Go through the entries below and say how many lines contain the string "Overview"; write only that number.

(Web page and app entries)
|---|

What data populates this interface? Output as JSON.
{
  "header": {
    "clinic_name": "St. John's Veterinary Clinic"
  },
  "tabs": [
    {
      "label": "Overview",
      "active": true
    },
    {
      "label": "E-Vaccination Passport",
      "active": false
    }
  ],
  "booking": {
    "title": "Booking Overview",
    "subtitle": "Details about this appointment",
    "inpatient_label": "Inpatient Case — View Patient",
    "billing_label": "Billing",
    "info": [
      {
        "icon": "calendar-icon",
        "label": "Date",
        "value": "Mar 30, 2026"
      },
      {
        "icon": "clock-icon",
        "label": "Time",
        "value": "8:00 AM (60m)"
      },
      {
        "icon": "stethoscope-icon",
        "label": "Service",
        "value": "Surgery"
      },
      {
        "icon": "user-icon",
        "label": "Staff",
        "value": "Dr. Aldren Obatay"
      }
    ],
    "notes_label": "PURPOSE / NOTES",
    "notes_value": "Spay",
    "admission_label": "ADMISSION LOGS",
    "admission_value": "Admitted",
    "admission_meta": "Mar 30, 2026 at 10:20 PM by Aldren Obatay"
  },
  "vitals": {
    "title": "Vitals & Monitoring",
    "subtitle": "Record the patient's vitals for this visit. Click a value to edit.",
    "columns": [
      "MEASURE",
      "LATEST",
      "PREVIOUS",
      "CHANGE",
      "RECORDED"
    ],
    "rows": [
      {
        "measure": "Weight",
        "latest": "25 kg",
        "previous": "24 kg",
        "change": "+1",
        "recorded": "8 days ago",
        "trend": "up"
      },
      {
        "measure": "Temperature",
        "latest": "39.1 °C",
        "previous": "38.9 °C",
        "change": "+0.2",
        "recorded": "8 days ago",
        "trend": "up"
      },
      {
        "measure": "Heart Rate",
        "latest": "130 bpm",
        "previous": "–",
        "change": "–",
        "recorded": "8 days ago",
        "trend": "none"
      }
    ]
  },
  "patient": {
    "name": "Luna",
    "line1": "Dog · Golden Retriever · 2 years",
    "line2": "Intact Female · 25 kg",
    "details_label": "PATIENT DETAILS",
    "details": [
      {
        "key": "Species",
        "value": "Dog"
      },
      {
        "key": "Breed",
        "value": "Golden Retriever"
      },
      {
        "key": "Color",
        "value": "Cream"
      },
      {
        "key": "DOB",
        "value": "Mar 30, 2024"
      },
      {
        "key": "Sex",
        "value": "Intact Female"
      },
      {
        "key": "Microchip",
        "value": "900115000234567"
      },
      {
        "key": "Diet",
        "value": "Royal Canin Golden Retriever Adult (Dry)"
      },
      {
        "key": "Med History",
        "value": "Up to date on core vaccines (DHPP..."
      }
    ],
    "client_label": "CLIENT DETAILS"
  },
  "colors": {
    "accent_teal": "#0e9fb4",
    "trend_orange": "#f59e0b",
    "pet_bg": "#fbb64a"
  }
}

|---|

→ **Written reply**
2